We spent some lovely moments in the Gift Shop which was full of all sorts of special treasures.
It was still raining as we left Canterbury and headed for Ashford to visit my friend, Barbara, with whom I’d played hockey in the 1960s. She’s been confined to a wheelchair for too many years with rheumatoid arthritis, but is always cheerful and full of chat. We caught up with all the family’s news.
Her daughter, Michelle was caring for her while David took a well-needed break cruising in northern Europe. She works part of the year in Ashford and part as a ski instructor in Andorra – what a life!
The week passed quietly with Suzi at work and me, left to my own devices, with her wireless dongle and a mountain of work to do. What a treat.
With the apartment to myself and in view of her impending departure to Surrey, it was a good opportunity to do a little advance housework and spring cleaning so that she doesn’t have to do every room on the last day. It was also an opportunity to take her little car to the garage to get new windscreen wipers which we were delighted to be able to test out on a subsequent journey.
What a feast for the senses Kent had been. Suzi is about to change her job and move to Surrey to another NHS Hospital so it’s not likely that I’ll visit this part of the world for a while. But it’s been good to visit for the two years she's been here because it’s a county I don’t know very well.
On Wednesday evening it was time to return to London. Julie had returned from Cyprus, full of news, and we had to pack for our five-day trip to Lake Como and Adam and Janice’s new home there.
But first we had a whole day together and we managed to fit in a few shopping trips between two job interviews.

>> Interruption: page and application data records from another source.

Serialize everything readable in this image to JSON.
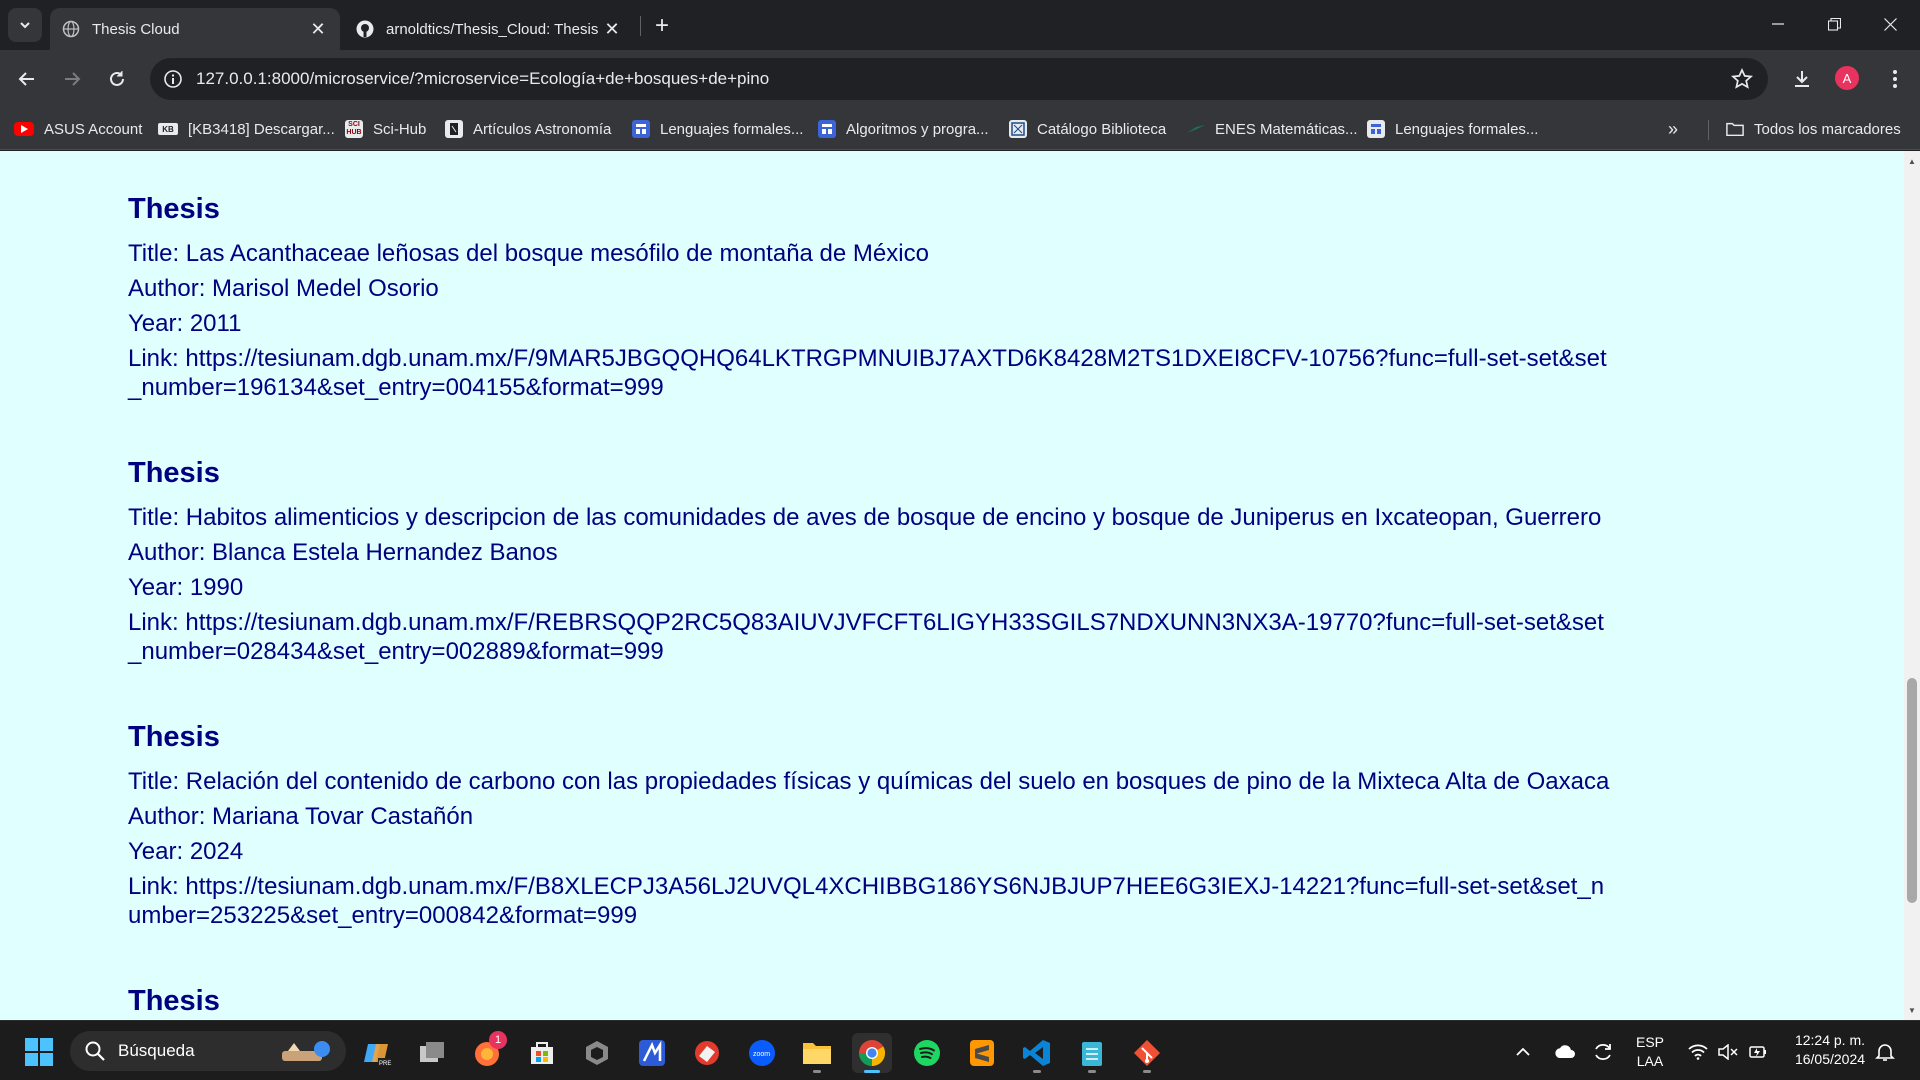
{
  "browser": {
    "tabs": [
      {
        "title": "Thesis Cloud",
        "active": true
      },
      {
        "title": "arnoldtics/Thesis_Cloud: Thesis",
        "active": false
      }
    ],
    "address_url": "127.0.0.1:8000/microservice/?microservice=Ecología+de+bosques+de+pino",
    "profile_initial": "A",
    "profile_color": "#e8335f"
  },
  "bookmarks": {
    "items": [
      {
        "label": "ASUS Account",
        "icon": "youtube-icon"
      },
      {
        "label": "[KB3418] Descargar...",
        "icon": "kb-icon"
      },
      {
        "label": "Sci-Hub",
        "icon": "scihub-icon"
      },
      {
        "label": "Artículos Astronomía",
        "icon": "bookmark-page-icon"
      },
      {
        "label": "Lenguajes formales...",
        "icon": "site-icon"
      },
      {
        "label": "Algoritmos y progra...",
        "icon": "site-icon"
      },
      {
        "label": "Catálogo Biblioteca",
        "icon": "library-icon"
      },
      {
        "label": "ENES Matemáticas...",
        "icon": "enes-icon"
      },
      {
        "label": "Lenguajes formales...",
        "icon": "site-icon"
      }
    ],
    "all_bookmarks_label": "Todos los marcadores"
  },
  "page": {
    "background_color": "#e0ffff",
    "text_color": "#000080",
    "entries": [
      {
        "heading": "Thesis",
        "title": "Title: Las Acanthaceae leñosas del bosque mesófilo de montaña de México",
        "author": "Author: Marisol Medel Osorio",
        "year": "Year: 2011",
        "link": "Link: https://tesiunam.dgb.unam.mx/F/9MAR5JBGQQHQ64LKTRGPMNUIBJ7AXTD6K8428M2TS1DXEI8CFV-10756?func=full-set-set&set_number=196134&set_entry=004155&format=999"
      },
      {
        "heading": "Thesis",
        "title": "Title: Habitos alimenticios y descripcion de las comunidades de aves de bosque de encino y bosque de Juniperus en Ixcateopan, Guerrero",
        "author": "Author: Blanca Estela Hernandez Banos",
        "year": "Year: 1990",
        "link": "Link: https://tesiunam.dgb.unam.mx/F/REBRSQQP2RC5Q83AIUVJVFCFT6LIGYH33SGILS7NDXUNN3NX3A-19770?func=full-set-set&set_number=028434&set_entry=002889&format=999"
      },
      {
        "heading": "Thesis",
        "title": "Title: Relación del contenido de carbono con las propiedades físicas y químicas del suelo en bosques de pino de la Mixteca Alta de Oaxaca",
        "author": "Author: Mariana Tovar Castañón",
        "year": "Year: 2024",
        "link": "Link: https://tesiunam.dgb.unam.mx/F/B8XLECPJ3A56LJ2UVQL4XCHIBBG186YS6NJBJUP7HEE6G3IEXJ-14221?func=full-set-set&set_number=253225&set_entry=000842&format=999"
      },
      {
        "heading": "Thesis"
      }
    ]
  },
  "taskbar": {
    "search_placeholder": "Búsqueda",
    "notification_badge": "1",
    "language_line1": "ESP",
    "language_line2": "LAA",
    "time": "12:24 p. m.",
    "date": "16/05/2024",
    "apps": [
      "copilot-icon",
      "task-view-icon",
      "firefox-icon",
      "microsoft-store-icon",
      "unity-icon",
      "app-blue-icon",
      "ccleaner-icon",
      "zoom-icon",
      "file-explorer-icon",
      "chrome-icon",
      "spotify-icon",
      "sublime-text-icon",
      "vscode-icon",
      "notepad-icon",
      "git-icon"
    ]
  }
}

Julie’s hoping to be able to start a new job as soon as we get back from Como.